The lib directory holds $include files and "ucode" (.u1/.u2) files of program library procedures. This directory is system independent.

The man directory holds the Unix man page for icont, and the doc directory holds HTML (.htm) documentation files. These directories are also system independent.

This structure is similar to that of binary distributions of Icon 9.3. The main difference is that the lib directory no longer holds just a subset of the procedure collection, and the few files from the former include directory have moved into lib.

Installation location

The icon directory can be installed in any public or private area as long as its internal structure is preserved. When upgrading an existing Icon installation, replacing the previous Icon directory with the new one may provide the smoothest transition. Old Icon binaries will continue to function correctly with the new interpreter.

In order to consider packaging Icon binaries in Linux RPM files, or other similar packages, it is necessary to define a "canonical" location for installing Icon. The suggested canonical system installation location for Icon is /opt/icon. The /opt directory is present today on most Unix systems and is the location recommended by the emerging File Hierarchy Standard (FHS), www.pathname.com/fhs.

For convenience of use it may be desirable to provide symbolic links from a directory such as /opt/bin or /usr/local/bin to programs in the Icon bin directory. If this is done, the list should include at least icon, icont, iconx, and vib.

Automatic inference of iconx location

Past versions of icont were configured to know the location of iconx in order to embed this in generated binaries. The iconx location was configured by editing src/h/path.h in source builds or by using the patchstr utility to edit the icont executable when installing a binary distribution.

In version 9.4, icont deduces its own location, and from this it infers the location of iconx in the same directory. No configuration of icont is needed, and the correct path is embedded automatically, requiring only that icont and iconx reside in the same directory.

It is still possible to configure a fixed path in icont using the patchstr utility. If this is done, the configured path is used instead of the inferred path.

Automatic search for iconx at execution

The path that icont embeds in an Icon executable makes binary distributions of Icon programs difficult because the embedded path must be edited to match the installed location of iconx. The ipatch utility performed this task when installing binary distributions of Icon 9.3.

Icon 9.4 implements a simple search in the shell script that heads each generated Icon executable. The new header script searches for iconx in these places:

  1. in the location specified by the ICONX environment variable
  2. in the same directory as executing binary
  3. in a location specified in the script itself (as generated by icont or as patched later)
  4. in the command search path ($PATH)

The second item is the key: If there is a copy of iconx in the same directory as the executing program, it is found automatically and used as the interpreter. An Icon program can now be distributed in binary form simply by including an iconx executable in the same directory as the program executable.

The ipatch utility has been modified to recognize both old and new headers, and can still be used to edit the path embedded in an Icon executable.

Automatic library access

The ability to figure out its own location also lets icont provide automatic access to library procedures.
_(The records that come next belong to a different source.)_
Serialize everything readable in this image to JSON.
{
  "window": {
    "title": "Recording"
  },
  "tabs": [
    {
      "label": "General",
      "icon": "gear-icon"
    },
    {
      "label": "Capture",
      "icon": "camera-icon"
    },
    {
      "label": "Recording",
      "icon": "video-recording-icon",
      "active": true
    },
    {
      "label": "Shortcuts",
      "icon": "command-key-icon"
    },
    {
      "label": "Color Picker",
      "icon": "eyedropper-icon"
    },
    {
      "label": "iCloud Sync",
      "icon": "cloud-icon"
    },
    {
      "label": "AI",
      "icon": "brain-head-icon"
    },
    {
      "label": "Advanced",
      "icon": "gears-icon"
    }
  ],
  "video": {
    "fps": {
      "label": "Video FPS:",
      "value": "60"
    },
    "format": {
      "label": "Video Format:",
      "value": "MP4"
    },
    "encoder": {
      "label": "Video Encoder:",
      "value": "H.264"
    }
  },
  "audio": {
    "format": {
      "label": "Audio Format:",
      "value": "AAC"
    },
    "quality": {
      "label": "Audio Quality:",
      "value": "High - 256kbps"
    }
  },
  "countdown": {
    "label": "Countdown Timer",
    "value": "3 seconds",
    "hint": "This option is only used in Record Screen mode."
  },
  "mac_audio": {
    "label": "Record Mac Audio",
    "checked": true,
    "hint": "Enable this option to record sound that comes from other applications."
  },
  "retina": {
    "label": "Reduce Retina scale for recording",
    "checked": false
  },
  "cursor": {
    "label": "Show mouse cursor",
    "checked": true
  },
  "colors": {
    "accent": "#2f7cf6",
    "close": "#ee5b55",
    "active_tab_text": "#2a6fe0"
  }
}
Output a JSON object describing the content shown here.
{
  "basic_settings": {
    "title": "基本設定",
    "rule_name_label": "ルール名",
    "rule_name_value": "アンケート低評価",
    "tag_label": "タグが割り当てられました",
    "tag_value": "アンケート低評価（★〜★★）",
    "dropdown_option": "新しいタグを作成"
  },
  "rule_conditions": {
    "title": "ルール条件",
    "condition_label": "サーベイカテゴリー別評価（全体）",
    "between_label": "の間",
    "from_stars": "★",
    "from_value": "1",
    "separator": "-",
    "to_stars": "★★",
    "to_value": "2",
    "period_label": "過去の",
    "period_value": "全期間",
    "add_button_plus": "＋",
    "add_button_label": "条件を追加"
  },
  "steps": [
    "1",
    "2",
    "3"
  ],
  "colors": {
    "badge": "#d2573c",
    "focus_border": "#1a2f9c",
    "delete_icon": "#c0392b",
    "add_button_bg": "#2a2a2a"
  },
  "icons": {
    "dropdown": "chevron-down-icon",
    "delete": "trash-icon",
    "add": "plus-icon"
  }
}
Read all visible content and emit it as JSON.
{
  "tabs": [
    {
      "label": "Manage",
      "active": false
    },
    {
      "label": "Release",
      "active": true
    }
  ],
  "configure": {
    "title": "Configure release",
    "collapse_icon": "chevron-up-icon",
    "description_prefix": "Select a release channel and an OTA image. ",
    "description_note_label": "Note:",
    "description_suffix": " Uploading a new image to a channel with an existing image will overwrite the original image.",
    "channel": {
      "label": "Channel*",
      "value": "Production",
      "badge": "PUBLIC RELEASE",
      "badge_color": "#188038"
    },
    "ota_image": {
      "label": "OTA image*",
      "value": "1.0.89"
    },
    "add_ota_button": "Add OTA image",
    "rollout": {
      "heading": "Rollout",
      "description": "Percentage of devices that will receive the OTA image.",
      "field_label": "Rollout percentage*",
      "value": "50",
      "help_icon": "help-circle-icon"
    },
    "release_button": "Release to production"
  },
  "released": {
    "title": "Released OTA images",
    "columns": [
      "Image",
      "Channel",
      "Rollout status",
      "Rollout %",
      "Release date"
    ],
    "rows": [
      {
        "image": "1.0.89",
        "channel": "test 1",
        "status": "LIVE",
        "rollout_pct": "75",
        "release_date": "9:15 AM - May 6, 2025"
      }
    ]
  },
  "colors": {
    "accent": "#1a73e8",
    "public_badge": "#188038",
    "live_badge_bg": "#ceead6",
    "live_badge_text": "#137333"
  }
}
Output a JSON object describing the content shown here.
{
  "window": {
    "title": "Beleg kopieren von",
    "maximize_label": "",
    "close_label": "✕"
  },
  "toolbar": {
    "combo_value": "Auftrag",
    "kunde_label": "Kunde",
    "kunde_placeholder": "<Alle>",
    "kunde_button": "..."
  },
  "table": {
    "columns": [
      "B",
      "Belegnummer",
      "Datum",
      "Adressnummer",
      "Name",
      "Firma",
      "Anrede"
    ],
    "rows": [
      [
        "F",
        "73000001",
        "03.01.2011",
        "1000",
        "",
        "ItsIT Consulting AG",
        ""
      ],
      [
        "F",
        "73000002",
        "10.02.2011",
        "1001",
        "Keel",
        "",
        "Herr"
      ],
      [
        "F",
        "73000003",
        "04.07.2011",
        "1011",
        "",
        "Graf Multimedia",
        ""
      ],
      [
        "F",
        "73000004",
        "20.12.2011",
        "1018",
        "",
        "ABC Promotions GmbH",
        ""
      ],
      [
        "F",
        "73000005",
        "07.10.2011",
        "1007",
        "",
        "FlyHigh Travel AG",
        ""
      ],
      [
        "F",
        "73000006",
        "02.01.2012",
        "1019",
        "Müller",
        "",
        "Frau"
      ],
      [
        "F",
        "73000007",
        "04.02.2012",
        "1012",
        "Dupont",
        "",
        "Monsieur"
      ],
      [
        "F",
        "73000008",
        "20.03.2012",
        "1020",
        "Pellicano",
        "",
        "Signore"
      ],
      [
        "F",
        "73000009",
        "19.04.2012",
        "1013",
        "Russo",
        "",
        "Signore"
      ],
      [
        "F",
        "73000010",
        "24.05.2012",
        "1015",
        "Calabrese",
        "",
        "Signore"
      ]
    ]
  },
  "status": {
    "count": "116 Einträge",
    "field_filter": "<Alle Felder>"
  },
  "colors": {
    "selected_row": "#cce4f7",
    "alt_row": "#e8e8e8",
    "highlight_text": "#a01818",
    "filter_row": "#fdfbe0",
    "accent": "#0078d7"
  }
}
The inferred location of the lib directory is implicitly appended to the paths, if any, specified by LPATH and IPATH environment variables. To use only the standard library files, no environment variables need be set.

In a similar manner, iconx creates or alters the FPATH environment variable before beginning execution of an Icon program. This provides transparent access to the library's loadable C functions without requiring explicit user action.

No Setup step

With the changes above, the executable files in an Icon binary distribution are ready for use without modification. The annoying and error-prone Setup step that was necessary with previous versions is no longer required. With Icon 9.4, installation can be as simple as just unpacking the tar file and adding its bin directory to the search path.